I’m well aware of just how self-impressed I am. It’s because whenever I see someone writing what about what I’ve been thinking, my impression is, “What a brilliant thinker!” That’s what I thought when I saw Branko Milanovic’s article, Did Socialism Keep Capitalism Equal? What he’s getting at is the idea that as long as there was the Soviet empire, capitalists in the west had to be careful. They couldn’t allow inequality to get out of hand for fear that the people would just choose the other side. But now, without the threat of communism, the capitalists are going wild, because, hey, what options do the people have?
Well, there is one obvious answer to that: there was no communism before there was communism. There was no French Revolution before the French Revolution. This is part of a lesson that I’ve been trying to teach conservatives for years. It is hard to find a serious conservative who doesn’t think that FDR turned our capitalist utopia into a dystopian socialism. They just can’t see that what FDR most likely did was save capitalism in the United States. Otherwise, there probably would have been a revolution. And the US would have become a fascist state. (Because let’s face it: that’s where we tend to go as a people.)

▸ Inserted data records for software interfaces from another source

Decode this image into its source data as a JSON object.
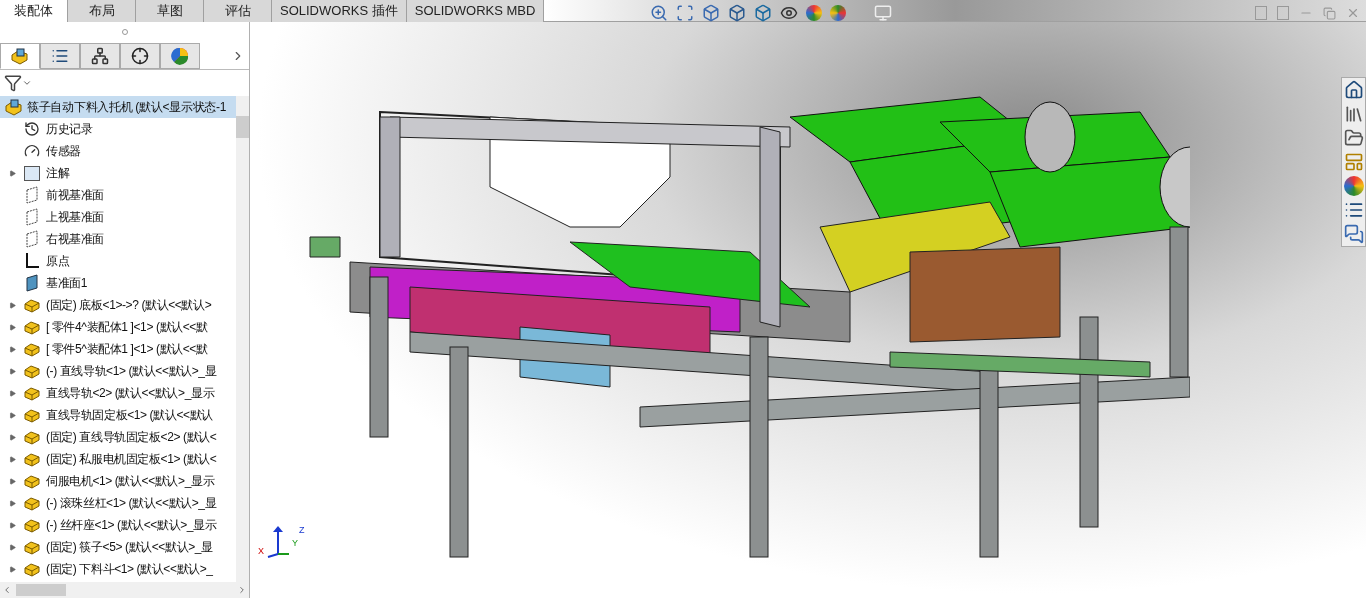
{
  "command_tabs": [
    {
      "label": "装配体",
      "selected": true
    },
    {
      "label": "布局",
      "selected": false
    },
    {
      "label": "草图",
      "selected": false
    },
    {
      "label": "评估",
      "selected": false
    },
    {
      "label": "SOLIDWORKS 插件",
      "selected": false
    },
    {
      "label": "SOLIDWORKS MBD",
      "selected": false
    }
  ],
  "manager_tabs": [
    {
      "kind": "feature",
      "selected": true
    },
    {
      "kind": "property",
      "selected": false
    },
    {
      "kind": "config",
      "selected": false
    },
    {
      "kind": "dim",
      "selected": false
    },
    {
      "kind": "display",
      "selected": false
    }
  ],
  "tree": {
    "label": "筷子自动下料入托机 (默认<显示状态-1",
    "selected": true,
    "children": [
      {
        "kind": "history",
        "label": "历史记录",
        "selected": false
      },
      {
        "kind": "sensor",
        "label": "传感器",
        "selected": false
      },
      {
        "kind": "annotation",
        "label": "注解",
        "selected": false,
        "expanded": false
      },
      {
        "kind": "plane",
        "label": "前视基准面",
        "selected": false
      },
      {
        "kind": "plane",
        "label": "上视基准面",
        "selected": false
      },
      {
        "kind": "plane",
        "label": "右视基准面",
        "selected": false
      },
      {
        "kind": "origin",
        "label": "原点",
        "selected": false
      },
      {
        "kind": "plane-solid",
        "label": "基准面1",
        "selected": false
      },
      {
        "kind": "part",
        "label": "(固定) 底板<1>->? (默认<<默认>",
        "selected": false,
        "expanded": false
      },
      {
        "kind": "part",
        "label": "[ 零件4^装配体1 ]<1> (默认<<默",
        "selected": false,
        "expanded": false
      },
      {
        "kind": "part",
        "label": "[ 零件5^装配体1 ]<1> (默认<<默",
        "selected": false,
        "expanded": false
      },
      {
        "kind": "part",
        "label": "(-) 直线导轨<1> (默认<<默认>_显",
        "selected": false,
        "expanded": false
      },
      {
        "kind": "part",
        "label": "直线导轨<2> (默认<<默认>_显示",
        "selected": false,
        "expanded": false
      },
      {
        "kind": "part",
        "label": "直线导轨固定板<1> (默认<<默认",
        "selected": false,
        "expanded": false
      },
      {
        "kind": "part",
        "label": "(固定) 直线导轨固定板<2> (默认<",
        "selected": false,
        "expanded": false
      },
      {
        "kind": "part",
        "label": "(固定) 私服电机固定板<1> (默认<",
        "selected": false,
        "expanded": false
      },
      {
        "kind": "part",
        "label": "伺服电机<1> (默认<<默认>_显示",
        "selected": false,
        "expanded": false
      },
      {
        "kind": "part",
        "label": "(-) 滚珠丝杠<1> (默认<<默认>_显",
        "selected": false,
        "expanded": false
      },
      {
        "kind": "part",
        "label": "(-) 丝杆座<1> (默认<<默认>_显示",
        "selected": false,
        "expanded": false
      },
      {
        "kind": "part",
        "label": "(固定) 筷子<5> (默认<<默认>_显",
        "selected": false,
        "expanded": false
      },
      {
        "kind": "part",
        "label": "(固定) 下料斗<1> (默认<<默认>_",
        "selected": false,
        "expanded": false
      }
    ]
  },
  "axis_labels": [
    "X",
    "Y",
    "Z"
  ]
}
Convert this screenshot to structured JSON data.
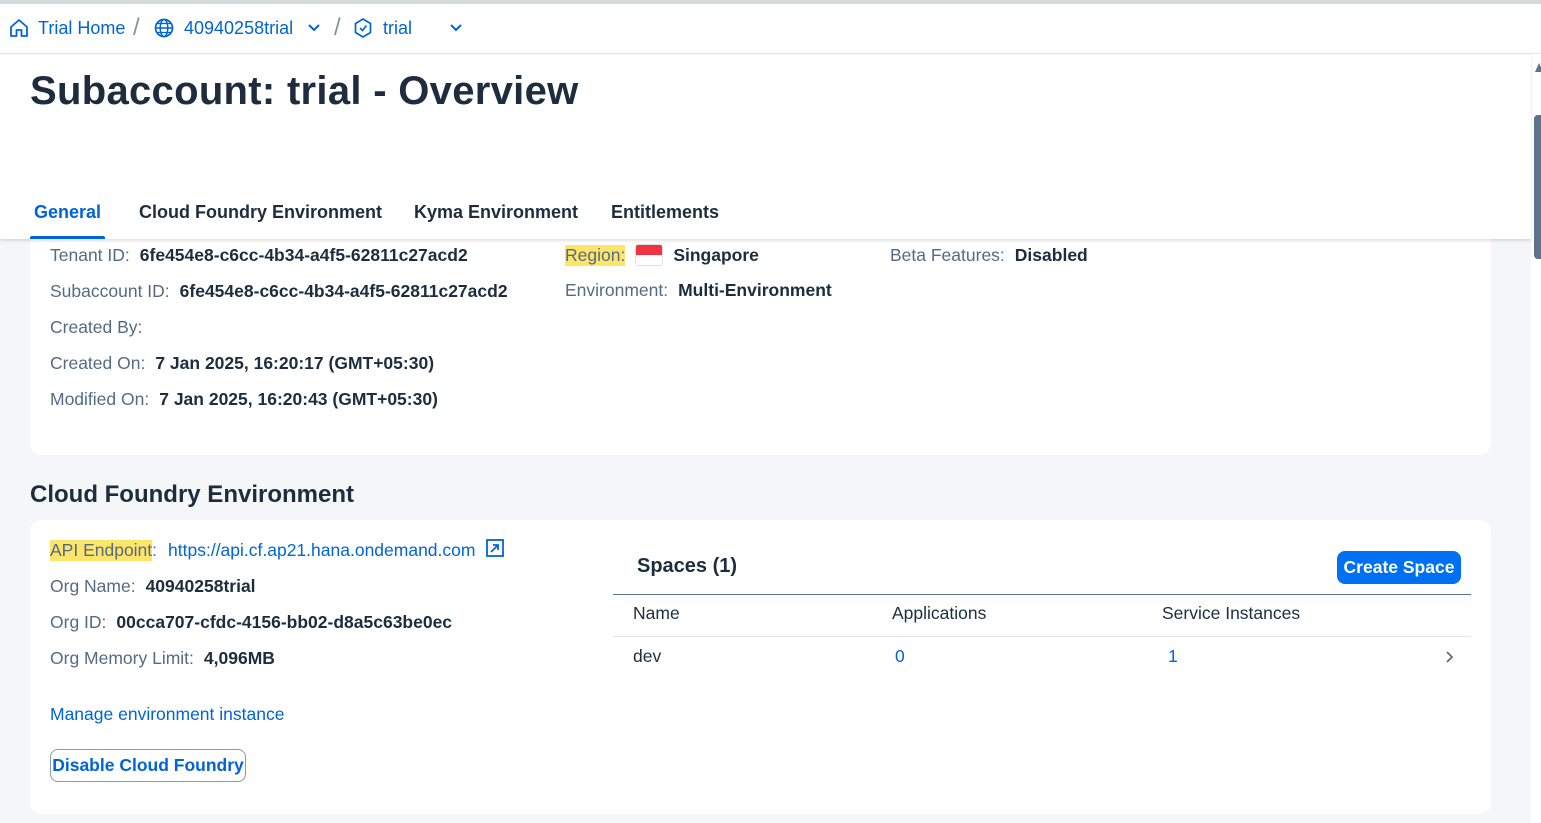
{
  "breadcrumb": {
    "home": "Trial Home",
    "global_account": "40940258trial",
    "subaccount": "trial"
  },
  "page": {
    "title": "Subaccount: trial - Overview"
  },
  "tabs": [
    {
      "label": "General",
      "active": true
    },
    {
      "label": "Cloud Foundry Environment",
      "active": false
    },
    {
      "label": "Kyma Environment",
      "active": false
    },
    {
      "label": "Entitlements",
      "active": false
    }
  ],
  "general": {
    "tenant_id_label": "Tenant ID:",
    "tenant_id": "6fe454e8-c6cc-4b34-a4f5-62811c27acd2",
    "subaccount_id_label": "Subaccount ID:",
    "subaccount_id": "6fe454e8-c6cc-4b34-a4f5-62811c27acd2",
    "created_by_label": "Created By:",
    "created_on_label": "Created On:",
    "created_on": "7 Jan 2025, 16:20:17 (GMT+05:30)",
    "modified_on_label": "Modified On:",
    "modified_on": "7 Jan 2025, 16:20:43 (GMT+05:30)",
    "region_label": "Region:",
    "region": "Singapore",
    "environment_label": "Environment:",
    "environment": "Multi-Environment",
    "beta_label": "Beta Features:",
    "beta": "Disabled"
  },
  "cf": {
    "section_title": "Cloud Foundry Environment",
    "api_endpoint_label": "API Endpoint",
    "api_endpoint_colon": ":",
    "api_endpoint": "https://api.cf.ap21.hana.ondemand.com",
    "org_name_label": "Org Name:",
    "org_name": "40940258trial",
    "org_id_label": "Org ID:",
    "org_id": "00cca707-cfdc-4156-bb02-d8a5c63be0ec",
    "org_memory_label": "Org Memory Limit:",
    "org_memory": "4,096MB",
    "manage_link": "Manage environment instance",
    "disable_button": "Disable Cloud Foundry"
  },
  "spaces": {
    "title": "Spaces (1)",
    "create_button": "Create Space",
    "columns": [
      "Name",
      "Applications",
      "Service Instances"
    ],
    "rows": [
      {
        "name": "dev",
        "applications": "0",
        "service_instances": "1"
      }
    ]
  },
  "colors": {
    "accent": "#0064d9",
    "primary_button": "#0070f2",
    "highlight": "#fde56b"
  }
}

But I think that Milanovic is really onto something. The rise of the whole “greed is good” mentality went along with the decline of the Soviet empire. In the 1950s, many people in the US government were worried that the Soviets could win the Cold War because of its centralization of power. It might not be so wonderful to live under, but such a system could — in theory — have been more effective in accomplishing its strategic goals. And that was a valid opinion — especially after Sputnik.
But by the 1970s and 1980s — regardless of the rhetoric of Nixon and Carter and Reagan — everyone knew that wasn’t true. And as a result, the rich grabbed more and more wealth and more and more power. As Milanovic points out, “Now, this idea comes from the fact that rich capitalist countries experienced an extraordinary period of decreasing inequality from around 1920s to 1980s…” But of course, the decline and fall of the Soviet empire is not the only possible reason for this. But I think the union story is hard to refute: the true decimation of unions is not due to skills-based jobs and globalization.
Ultimately, I think that Milanovic thinks that the threat of the Soviet empire (basically: fear of revolution) wasn’t the reason that we saw a decrease of inequality until about 1980 and then an increase. But it is certainly one of the reasons. And it is something that we who are not part of the power elite need to think about. We need something that will keep the rich in line. But the only thing that I can think of is solidarity. And the power elite have been fiendishly good at keeping the rest of us at each other’s throats, rather than focusing on how it is the power elite itself that is keeping us down. It would be sad indeed if we needed another Soviet empire for ordinary Americans to share in the wealth of this country.